18. Moving Tips: Best Practices for a Smooth Transition

Relocating to Virginia can be streamlined with some strategic planning. It’s advisable to visit potential neighborhoods at different times of the day and week to get a true feel for the area. Statistically, moving rates are often lower in mid-fall and late winter, so scheduling during these times could save on expenses. Utilizing Virginia’s extensive online resources can also help in setting up utilities and services in advance. Additionally, connecting with local social media groups and community forums can provide insights and tips from residents, making the transition smoother and more informed.19. Local Politics: Understanding the Political Landscape

19. Local Politics: Understanding the Political Landscape

Virginia’s political landscape is dynamic and influential, characterized by its status as a swing state in national elections. The state government, located in Richmond, has a significant impact on local policies and regulations that affect daily life. Recent statistics show a near-even split in political party affiliation among residents, highlighting a diverse range of political opinions and active civic engagement. For new residents, understanding local and state politics is important for participating in community decisions and elections. Engaging with local political events and forums can also provide deeper insights into the issues that matter most to communities across Virginia.

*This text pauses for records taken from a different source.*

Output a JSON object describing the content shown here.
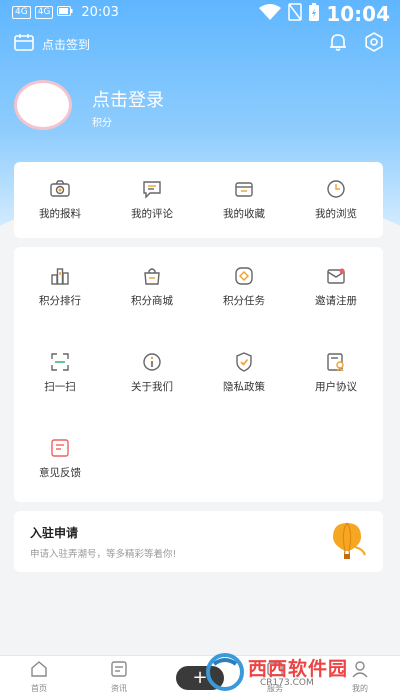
{
  "statusbar": {
    "time_left": "20:03",
    "clock": "10:04",
    "sig1": "4G",
    "sig2": "4G"
  },
  "header": {
    "checkin_label": "点击签到",
    "login_title": "点击登录",
    "points_label": "积分"
  },
  "quick": {
    "items": [
      {
        "label": "我的报料",
        "icon": "camera-icon"
      },
      {
        "label": "我的评论",
        "icon": "comment-icon"
      },
      {
        "label": "我的收藏",
        "icon": "folder-icon"
      },
      {
        "label": "我的浏览",
        "icon": "clock-icon"
      }
    ]
  },
  "services": {
    "items": [
      {
        "label": "积分排行",
        "icon": "ranking-icon"
      },
      {
        "label": "积分商城",
        "icon": "shopping-bag-icon"
      },
      {
        "label": "积分任务",
        "icon": "task-icon"
      },
      {
        "label": "邀请注册",
        "icon": "mail-icon"
      },
      {
        "label": "扫一扫",
        "icon": "scan-icon"
      },
      {
        "label": "关于我们",
        "icon": "info-icon"
      },
      {
        "label": "隐私政策",
        "icon": "shield-icon"
      },
      {
        "label": "用户协议",
        "icon": "user-agreement-icon"
      },
      {
        "label": "意见反馈",
        "icon": "feedback-icon"
      }
    ]
  },
  "join": {
    "title": "入驻申请",
    "desc": "申请入驻弄潮号，等多精彩等着你!",
    "icon": "hot-air-balloon-icon"
  },
  "tabbar": {
    "tabs": [
      {
        "label": "首页",
        "icon": "home-icon"
      },
      {
        "label": "资讯",
        "icon": "news-icon"
      },
      {
        "label": "服务",
        "icon": "service-icon"
      },
      {
        "label": "我的",
        "icon": "profile-icon"
      }
    ],
    "plus": "+"
  },
  "watermark": {
    "text": "西西软件园",
    "sub": "CR173.COM"
  },
  "colors": {
    "hero_top": "#5fb6ff",
    "accent_orange": "#f0a030",
    "watermark_red": "#e44444"
  }
}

20. Resident Testimonials: Insights from Locals on Living in Virginia

Hearing directly from Virginians can provide the most authentic insights into life in the state. Surveys indicate that over 85% of residents appreciate the quality of life Virginia offers, citing factors like safety, education, and community as top benefits. Online forums and local blogs are rich sources of firsthand experiences, where current residents share the pros and cons of their specific locales. For those considering the move, engaging with these testimonials can offer a realistic perspective on everyday life in Virginia, from managing commute times to participating in local traditions and festivities.

In conclusion, moving to Virginia offers a diverse and enriching experience, shaped by its rich history, varied landscapes, and vibrant communities. Whether you’re drawn by the state’s economic opportunities, educational institutions, or its cultural and outdoor activities, Virginia provides a quality of life that caters to a wide range of preferences and needs. Understanding the nuances of its climate, cost of living, and local amenities will help you make informed decisions that enhance your relocation and integration into this dynamic state. With its blend of traditional charm and modern convenience, Virginia stands as a compelling destination for newcomers seeking a balanced and fulfilling lifestyle.